The Dalston-based Arcola Theatre’s underground performance space is an apt area to stage Alice in Wonderland – walking down the stairs into a dark room you cannot but help make comparisons with dropping down a rabbit hole. Despite the theatre being on the cosy side of cramped and swelteringly hot, OUDS managed to pull off a captivating performance, brilliantly directed.

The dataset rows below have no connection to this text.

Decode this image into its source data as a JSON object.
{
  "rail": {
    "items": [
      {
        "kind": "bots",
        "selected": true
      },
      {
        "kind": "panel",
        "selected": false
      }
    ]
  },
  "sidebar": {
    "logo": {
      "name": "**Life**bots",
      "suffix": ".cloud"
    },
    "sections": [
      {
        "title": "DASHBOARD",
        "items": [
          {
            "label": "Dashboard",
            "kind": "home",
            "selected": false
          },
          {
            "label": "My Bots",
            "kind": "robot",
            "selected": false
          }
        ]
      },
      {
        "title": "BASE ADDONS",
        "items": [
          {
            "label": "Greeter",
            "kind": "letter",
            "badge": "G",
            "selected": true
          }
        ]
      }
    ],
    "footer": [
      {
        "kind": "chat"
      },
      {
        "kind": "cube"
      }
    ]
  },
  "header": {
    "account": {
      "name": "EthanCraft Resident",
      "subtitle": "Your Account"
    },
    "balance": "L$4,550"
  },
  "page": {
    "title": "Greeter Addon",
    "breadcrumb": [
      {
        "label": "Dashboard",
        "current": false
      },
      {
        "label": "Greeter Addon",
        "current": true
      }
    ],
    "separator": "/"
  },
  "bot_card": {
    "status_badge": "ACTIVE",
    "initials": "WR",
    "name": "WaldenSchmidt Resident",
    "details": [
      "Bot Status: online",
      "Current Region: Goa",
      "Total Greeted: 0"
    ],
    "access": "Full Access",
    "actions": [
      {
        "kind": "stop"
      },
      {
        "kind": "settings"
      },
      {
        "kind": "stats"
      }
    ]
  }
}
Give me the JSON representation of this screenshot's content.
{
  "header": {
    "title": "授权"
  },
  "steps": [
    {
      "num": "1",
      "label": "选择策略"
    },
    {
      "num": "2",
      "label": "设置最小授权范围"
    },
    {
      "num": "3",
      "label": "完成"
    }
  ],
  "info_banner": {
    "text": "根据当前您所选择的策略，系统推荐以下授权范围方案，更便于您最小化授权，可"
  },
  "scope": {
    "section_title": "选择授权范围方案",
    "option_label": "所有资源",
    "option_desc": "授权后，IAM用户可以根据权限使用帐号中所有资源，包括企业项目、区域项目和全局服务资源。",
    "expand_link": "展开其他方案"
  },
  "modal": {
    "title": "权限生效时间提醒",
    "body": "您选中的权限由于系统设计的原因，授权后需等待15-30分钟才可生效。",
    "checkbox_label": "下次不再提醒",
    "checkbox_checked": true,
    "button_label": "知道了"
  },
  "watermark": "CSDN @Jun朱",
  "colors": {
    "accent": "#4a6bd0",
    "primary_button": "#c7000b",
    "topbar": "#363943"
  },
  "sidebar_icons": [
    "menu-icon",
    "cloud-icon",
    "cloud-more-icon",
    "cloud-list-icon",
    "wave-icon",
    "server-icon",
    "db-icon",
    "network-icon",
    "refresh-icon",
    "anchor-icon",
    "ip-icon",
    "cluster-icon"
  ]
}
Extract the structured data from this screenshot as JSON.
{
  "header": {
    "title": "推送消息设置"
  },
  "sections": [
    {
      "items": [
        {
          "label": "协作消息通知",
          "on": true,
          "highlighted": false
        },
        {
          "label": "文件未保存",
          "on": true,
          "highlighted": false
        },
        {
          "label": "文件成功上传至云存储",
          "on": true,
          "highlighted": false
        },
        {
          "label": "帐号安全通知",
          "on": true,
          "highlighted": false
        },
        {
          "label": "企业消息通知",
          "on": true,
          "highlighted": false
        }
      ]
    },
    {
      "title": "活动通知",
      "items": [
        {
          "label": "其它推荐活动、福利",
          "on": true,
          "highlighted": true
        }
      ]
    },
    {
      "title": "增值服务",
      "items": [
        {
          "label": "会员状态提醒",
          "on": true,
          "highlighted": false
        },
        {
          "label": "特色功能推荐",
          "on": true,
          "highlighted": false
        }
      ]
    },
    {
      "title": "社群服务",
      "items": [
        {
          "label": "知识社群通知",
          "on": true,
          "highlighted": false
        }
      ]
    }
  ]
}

Much is made of physical theatre’s ‘intimacy’ and it almost seems a cliché to write of intimate performances, but it is fair to say that this was an all-encompassing show; the actors run around the audience, hiding behind seats and popping out from unexpected places. The effect is visually stimulating, strengthened as it was by the physical interaction between the actors. For example, the Caterpillar’s many legs were portrayed by 3 actors standing behind each other and using their hands in synchrony (the Caterpillar, played by Richard Hill, was fabulously ‘queer’ as he turned about the stage fluidly).
The chaos of Wonderland too is perfectly actualised during the Cheshire cat scene: Alice is surrounded by different members of the cast, their heads snapping up and down to represent the reappearing and disappearing of the cat, their voices eerily echoing each other.
The theme of madness is strongly upheld by juxtaposing sober scenes alongside the anarchic ones. This compared Alice’s ‘reality’ with the world of Wonderland and blurred the dividing line. (For example, the Cheshire cat scene is placed next to the moving moment when Alice’s uncle admits in tears “I am not truthful”.)
This is also the case when the Queen of Hearts’s scene dissolves in chaos and is replaced by Alice and her mother, a change signalled by the lighting – from warm to something colder and sharper as her mother bides her, “You must be truthful…that is life’s duty.” This prevents the play from being merely an explosion of nonsense – it was tightly held together and contained several great performances, including Vanessa Goulding as the Queen of Hearts and Johnny Purkiss, who manages to show both vulnerability as Alice’s uncle and then becomes entirely unhinged as the Mad Hatter.
Alice is wonderfully foot-stompingly petulant, but this is all – her characterisation is otherwise a little bland, though arguably this gives room for the more colourful performances and prevents distraction from the themes.
OUDS is taking this to Edinburgh Fringe next, and it can be recommended without reservation as not only an entertaining, amusing performance, but a show which will leave you feeling stirred and thoughtful.
Alice in Wonderland will be staged at C Nova, in Edinburgh, from 31st July to 26th August.